But of course, all of this is dwarfed by the third and most critical issue: what’s the point of getting people back on their feet when they’ll just get knocked down again? People don’t choose to be poor, people either become poor or are born poor. This is a world dominated by the principals of Capitalism. Competition is brutal, and those who aren’t quite as strong or smart or deceitful or brutal as others will inevitably find themselves forced to the lower rungs of the social ladder. The children of these people, through absolutely no fault of their own, find themselves born into this hellish existence (to call it “life” would be a gross exaggeration). Now imagine enough money filters through to lift a family out of poverty. What then? We’ve simply placed them back into a glorified game of Monopoly where they’ll either be forced back down or force down someone else. Simply throwing people back into the system responsible for their situation is about as useful as bailing water out of a boat with a gaping hole in the hull. Essentially, the capitalist idea of charity is throwing money at something until it’s covered up. It’s costly and completely unproductive.

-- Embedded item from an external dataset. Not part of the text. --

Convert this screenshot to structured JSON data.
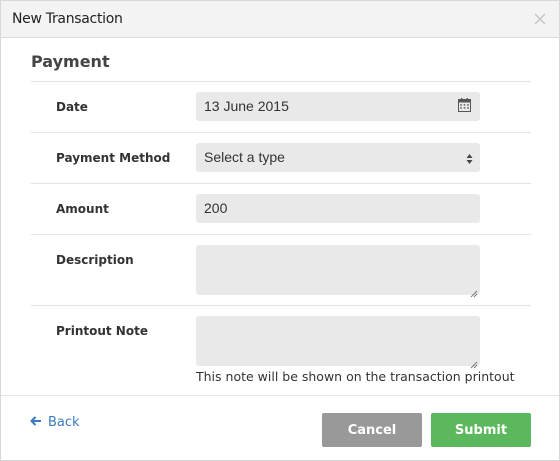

Now does this mean that charity and aid are wrong? Absolutely not! Helping one’s fellow man through any means is perhaps one of the noblest things a human can do. The problem isn’t with charity and aid- it’s with the system. Until we mend the hole in the boat’s hull, charity and aid serve only to offer fleeting comfort.

And perhaps that alone is something worthwhile.